Welby added he was concerned that fuel poverty was “a very severe issue… because real incomes are flat or declining and the cost of energy has gone up.” He added “It ties in with the food banks and the debt. They are all part of the reality of life for many people today.”
Just don’t expect any “I could have had a V8” moments from the power companies anytime soon.
Dress in Layers and Wear More Jumpers?
Blaming the high costs of transport and delivery, along with some rather appreciable regional variations (especially in bringing power to some of the poorest sections of the country), the companies are also hitting people with yet another blow.
Citing a confusing system of rates and allowances, a new initiative to “streamline” bills has been introduced.
Unfortunately, with the exception of the 500,000 or so most destitute, this means relied upon discounts will also vanish. So even the poorest spared this reform will find the remaining allowance will cover less than half of the announced increases.
But even that is not the most callous part of all this.
In response to a wave of protests, British Gas executives have countered by suggesting their actions may not result in higher costs. “After all,” one actually told a journalist in Friday, “the consumer could always use less energy.”

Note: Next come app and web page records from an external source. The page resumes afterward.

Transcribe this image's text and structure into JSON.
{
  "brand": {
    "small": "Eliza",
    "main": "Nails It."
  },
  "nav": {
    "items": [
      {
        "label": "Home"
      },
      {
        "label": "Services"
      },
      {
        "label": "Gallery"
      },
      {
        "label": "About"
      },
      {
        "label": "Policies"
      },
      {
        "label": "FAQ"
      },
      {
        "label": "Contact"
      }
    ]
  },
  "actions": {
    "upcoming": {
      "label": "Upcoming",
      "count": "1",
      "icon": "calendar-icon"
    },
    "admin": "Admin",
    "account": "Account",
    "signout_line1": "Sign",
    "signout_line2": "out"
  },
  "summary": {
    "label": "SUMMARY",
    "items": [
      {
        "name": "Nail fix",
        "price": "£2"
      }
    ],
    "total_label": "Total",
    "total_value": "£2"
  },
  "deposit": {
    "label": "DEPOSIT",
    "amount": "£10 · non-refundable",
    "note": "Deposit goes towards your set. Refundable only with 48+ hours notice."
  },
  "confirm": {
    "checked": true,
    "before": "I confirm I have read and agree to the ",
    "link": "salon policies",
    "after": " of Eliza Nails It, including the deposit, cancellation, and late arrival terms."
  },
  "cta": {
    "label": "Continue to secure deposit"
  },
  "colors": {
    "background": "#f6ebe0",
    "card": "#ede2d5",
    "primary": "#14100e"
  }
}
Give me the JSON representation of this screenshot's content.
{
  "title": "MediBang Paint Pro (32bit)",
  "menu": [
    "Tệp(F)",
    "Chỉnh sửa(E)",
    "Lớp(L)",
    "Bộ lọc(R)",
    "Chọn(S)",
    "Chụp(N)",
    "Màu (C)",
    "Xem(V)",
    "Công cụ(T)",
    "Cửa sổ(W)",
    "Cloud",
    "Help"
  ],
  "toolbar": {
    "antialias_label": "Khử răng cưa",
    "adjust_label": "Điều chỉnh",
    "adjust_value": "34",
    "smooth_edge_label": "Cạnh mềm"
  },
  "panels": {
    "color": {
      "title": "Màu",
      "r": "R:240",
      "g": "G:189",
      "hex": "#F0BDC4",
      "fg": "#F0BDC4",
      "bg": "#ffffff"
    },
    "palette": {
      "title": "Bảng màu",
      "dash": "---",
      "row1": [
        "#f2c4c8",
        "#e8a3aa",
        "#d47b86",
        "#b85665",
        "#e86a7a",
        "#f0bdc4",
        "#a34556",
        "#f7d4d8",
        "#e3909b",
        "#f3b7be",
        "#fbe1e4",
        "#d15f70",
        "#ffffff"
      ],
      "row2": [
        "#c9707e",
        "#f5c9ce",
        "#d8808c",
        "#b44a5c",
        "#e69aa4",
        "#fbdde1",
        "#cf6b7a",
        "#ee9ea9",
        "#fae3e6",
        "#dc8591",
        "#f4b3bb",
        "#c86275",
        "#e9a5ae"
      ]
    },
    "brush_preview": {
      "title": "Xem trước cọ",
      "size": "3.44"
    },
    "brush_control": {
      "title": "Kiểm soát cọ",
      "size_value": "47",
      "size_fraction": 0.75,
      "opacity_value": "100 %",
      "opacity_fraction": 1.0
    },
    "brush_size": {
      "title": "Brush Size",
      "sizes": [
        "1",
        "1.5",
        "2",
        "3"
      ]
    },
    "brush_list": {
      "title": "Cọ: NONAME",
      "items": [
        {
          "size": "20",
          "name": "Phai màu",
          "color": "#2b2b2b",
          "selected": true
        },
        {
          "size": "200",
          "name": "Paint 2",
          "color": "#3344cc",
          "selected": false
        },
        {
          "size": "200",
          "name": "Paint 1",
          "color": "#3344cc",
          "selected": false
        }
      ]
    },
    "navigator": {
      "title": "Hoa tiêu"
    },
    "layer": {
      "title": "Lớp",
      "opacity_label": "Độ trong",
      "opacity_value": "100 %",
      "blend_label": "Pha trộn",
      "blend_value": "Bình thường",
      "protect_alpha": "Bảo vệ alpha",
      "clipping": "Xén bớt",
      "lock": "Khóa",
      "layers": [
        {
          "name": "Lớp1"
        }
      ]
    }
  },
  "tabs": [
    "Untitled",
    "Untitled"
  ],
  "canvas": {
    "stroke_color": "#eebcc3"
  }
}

If that were not enough, a government spokesman actually suggested that end users could counter the price increases by wearing additional layers of clothing!
Making the matter even worse politically, this sage compounded the embarrassment by even making an apparel recommendation. “You could wear more jumpers [heavy sweaters].”
Ed Miliband, the head of the opposition Labour Party, has pledged to freeze energy prices through 2017 (the next election is expected in 2015). Current Conservative PM David Cameron has labeled the move a “socialist con.” But it had been resonating with the electorate even before the newest rate increases.
It also doesn’t help that, at least according to one Sunday newspaper, Sir Roger Carr sits on the Prime Minister’s Business Advisory Group. Carr chairs Centrica…and Centrica owns British Gas.
Into the Gathering Storm
This is rapidly becoming a political maelstrom.
But I do have an approach. Not only is it a domestic solution to the rising cost of energy, it also has the advantage of providing some very attractive opportunities for U.S. companies (and our investment interests in them).
The recommendations will be unveiled during my major briefing later today, followed by a round of media appearances.
I have already floated some of the particulars in meetings with government and regulatory officials. But I must be careful in walking through this self-inflicted British political mine field.
A good example surfaced in one of my sessions yesterday. Only somewhat tongue-in-cheek was the following introduction made. “I am pleased to hand the podium over to that well-known energy expert Dr. Kent Moors. He is over from the Colonies to show us the error of our ways.”
Yes, a certain amount of caution is in order here. As usual, Marina offers some wise counsel. “Don’t be a bull in the china shop,” she advised me. “Remember, it is their family heirlooms you are breaking.”
Yet sometimes the dishes must fly anyway. In Thursday’s issue, I will lay out what I have urged London to do…and how we intend to make some nice profit off of it.